Start of SUPPLIED RECORDS

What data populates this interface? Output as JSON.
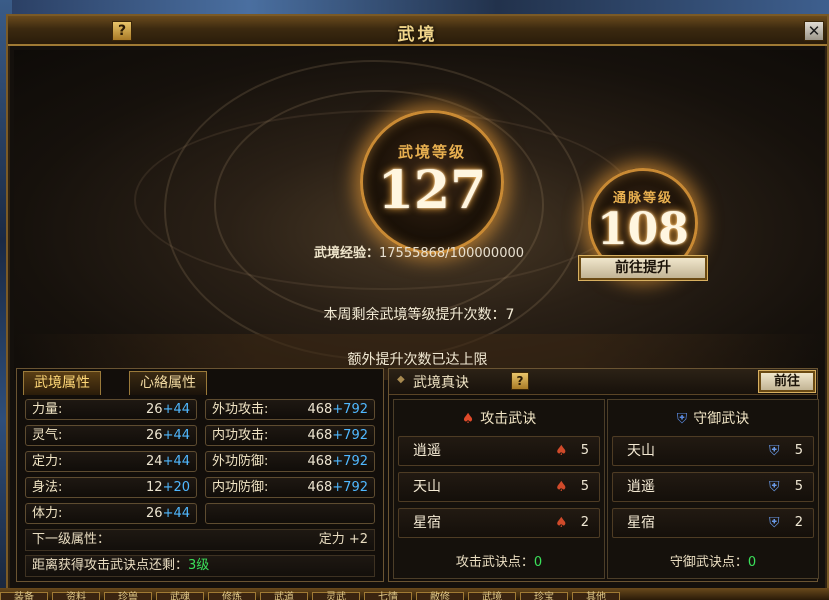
{
  "window": {
    "title": "武境"
  },
  "hero": {
    "main_orb": {
      "label": "武境等级",
      "value": "127"
    },
    "side_orb": {
      "label": "通脉等级",
      "value": "108"
    },
    "exp_label": "武境经验：",
    "exp_value": "17555868/100000000",
    "goto_button": "前往提升",
    "weekly_text": "本周剩余武境等级提升次数：7",
    "limit_text": "额外提升次数已达上限"
  },
  "attr_panel": {
    "tabs": [
      "武境属性",
      "心絡属性"
    ],
    "stats": [
      {
        "name": "力量:",
        "base": "26",
        "bonus": "+44"
      },
      {
        "name": "外功攻击:",
        "base": "468",
        "bonus": "+792"
      },
      {
        "name": "灵气:",
        "base": "26",
        "bonus": "+44"
      },
      {
        "name": "内功攻击:",
        "base": "468",
        "bonus": "+792"
      },
      {
        "name": "定力:",
        "base": "24",
        "bonus": "+44"
      },
      {
        "name": "外功防御:",
        "base": "468",
        "bonus": "+792"
      },
      {
        "name": "身法:",
        "base": "12",
        "bonus": "+20"
      },
      {
        "name": "内功防御:",
        "base": "468",
        "bonus": "+792"
      },
      {
        "name": "体力:",
        "base": "26",
        "bonus": "+44"
      }
    ],
    "next_level_label": "下一级属性：",
    "next_level_value": "定力 +2",
    "distance_label": "距离获得攻击武诀点还剩：",
    "distance_value": "3级"
  },
  "martial_panel": {
    "title": "武境真诀",
    "goto_button": "前往",
    "attack": {
      "title": "攻击武诀",
      "skills": [
        {
          "name": "逍遥",
          "level": "5"
        },
        {
          "name": "天山",
          "level": "5"
        },
        {
          "name": "星宿",
          "level": "2"
        }
      ],
      "points_label": "攻击武诀点：",
      "points_value": "0"
    },
    "defense": {
      "title": "守御武诀",
      "skills": [
        {
          "name": "天山",
          "level": "5"
        },
        {
          "name": "逍遥",
          "level": "5"
        },
        {
          "name": "星宿",
          "level": "2"
        }
      ],
      "points_label": "守御武诀点：",
      "points_value": "0"
    }
  },
  "bottom_bar": {
    "items": [
      "装备",
      "资料",
      "珍兽",
      "武魂",
      "修炼",
      "武道",
      "灵武",
      "七情",
      "敝修",
      "武境",
      "珍宝",
      "其他"
    ]
  },
  "colors": {
    "accent": "#c98a34",
    "bonus": "#50b8ff",
    "points": "#3ae05a"
  }
}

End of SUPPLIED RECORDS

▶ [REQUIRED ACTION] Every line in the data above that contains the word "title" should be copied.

▶ [YOUR SOLUTION]
    "title": "武境"
    "title": "武境真诀",
      "title": "攻击武诀",
      "title": "守御武诀",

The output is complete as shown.